Innovation appears to be a random, inherently unpredictable process. But what if we could understand the causal factors that contribute variability to the innovation process and learn how to control them? Would that bring predictability to innovation? The answer is yes—we have proven it can be done, but it requires new thinking.
I recently sat down with Don Creswell, cofounder and principal consultant at SmartOrg, to discuss the role of innovation strategy these days and just how critical it has become for businesses to grow.
When it comes to successful innovation execution, companies face some big hurtles, according to Creswell, Specifically, there tends to be a lack of consistent process or a too rigid a process; along with the inability to tolerate failure.
As of late, innovation has become the corporate buzzword because it’s one of the biggest mysteries to business leaders. But, you can’t force innovation to happen. Instead, it’s about how you shape your corporate environment so that innovation is possible.

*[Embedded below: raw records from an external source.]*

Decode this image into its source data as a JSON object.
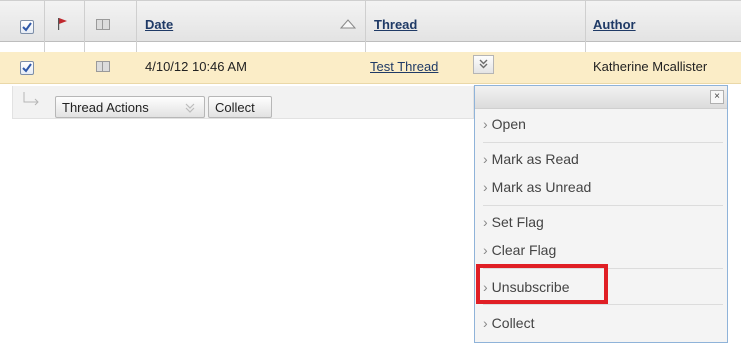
{
  "header": {
    "date_label": "Date",
    "thread_label": "Thread",
    "author_label": "Author"
  },
  "row": {
    "checked": true,
    "date": "4/10/12 10:46 AM",
    "thread": "Test Thread",
    "author": "Katherine Mcallister"
  },
  "actions": {
    "thread_actions_label": "Thread Actions",
    "collect_label": "Collect"
  },
  "menu": {
    "close_glyph": "×",
    "items": [
      {
        "label": "Open"
      },
      {
        "label": "Mark as Read"
      },
      {
        "label": "Mark as Unread"
      },
      {
        "label": "Set Flag"
      },
      {
        "label": "Clear Flag"
      },
      {
        "label": "Unsubscribe"
      },
      {
        "label": "Collect"
      }
    ]
  },
  "colors": {
    "selected_row": "#fbedc7",
    "highlight": "#e01f25",
    "link": "#1f3a66"
  }
}
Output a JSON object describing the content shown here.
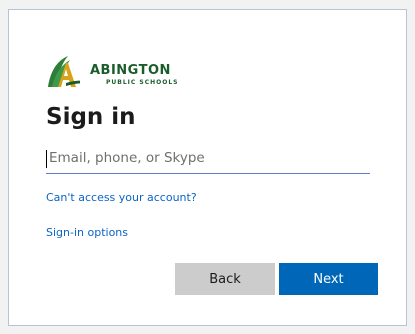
{
  "logo": {
    "name": "ABINGTON",
    "subtitle": "PUBLIC SCHOOLS",
    "icon": "abington-a-logo-icon"
  },
  "signin": {
    "title": "Sign in",
    "email_placeholder": "Email, phone, or Skype",
    "email_value": ""
  },
  "links": {
    "cant_access": "Can't access your account?",
    "signin_options": "Sign-in options"
  },
  "buttons": {
    "back": "Back",
    "next": "Next"
  },
  "colors": {
    "brand_green": "#1a5c2a",
    "link_blue": "#0b63c7",
    "primary_button": "#0067b8",
    "secondary_button": "#cccccc",
    "input_underline": "#5b7fc1"
  }
}
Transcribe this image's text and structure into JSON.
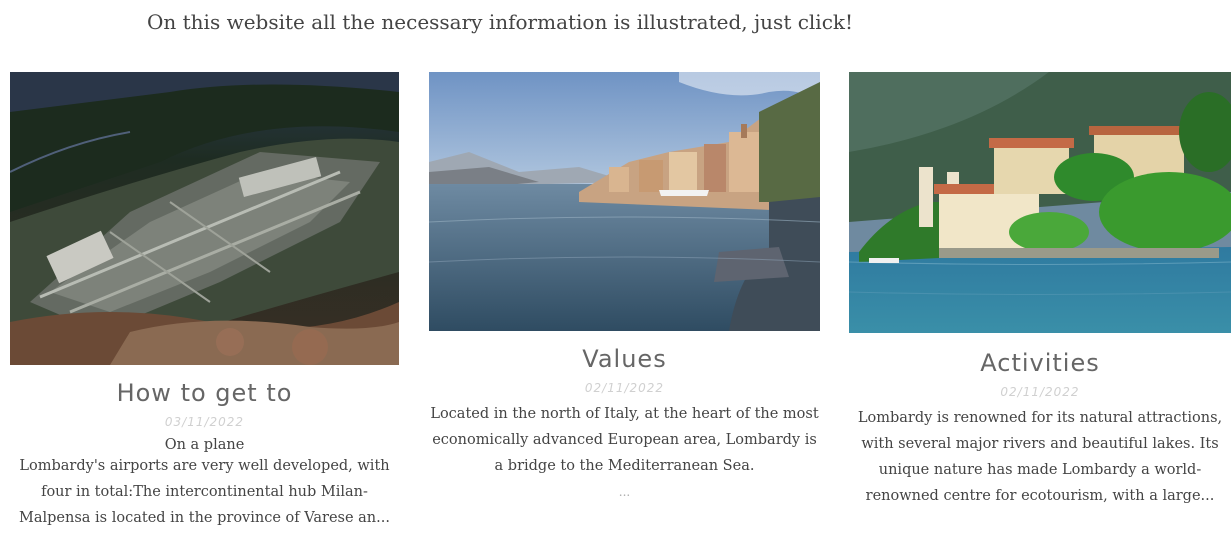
{
  "intro_text": "On this website all the necessary information is illustrated, just click!",
  "cards": [
    {
      "image_label": "aerial-airport-photo",
      "title": "How to get to",
      "date": "03/11/2022",
      "subtitle": "On a plane",
      "text": "Lombardy's airports are very well developed, with four in total:The intercontinental hub Milan-Malpensa is located in the province of Varese an..."
    },
    {
      "image_label": "lake-town-photo",
      "title": "Values",
      "date": "02/11/2022",
      "text": "Located in the north of Italy, at the heart of the most economically advanced European area, Lombardy is a bridge to the Mediterranean Sea.",
      "ellipsis": "..."
    },
    {
      "image_label": "lakeside-villa-photo",
      "title": "Activities",
      "date": "02/11/2022",
      "text": "Lombardy is renowned for its natural attractions, with several major rivers and beautiful lakes. Its unique nature has made Lombardy a world-renowned centre for ecotourism, with a large..."
    }
  ]
}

A new study from Accenture, “Why Low Risk Innovation Is Costly,” revealed that less than one in five chief executives believes their company’s strategic investments in innovation are paying off, while half said their companies were less likely to risk implementing breakthrough ideas. So, what are these unsuccessful CEOs and their people doing wrong with their strategic investment in innovation?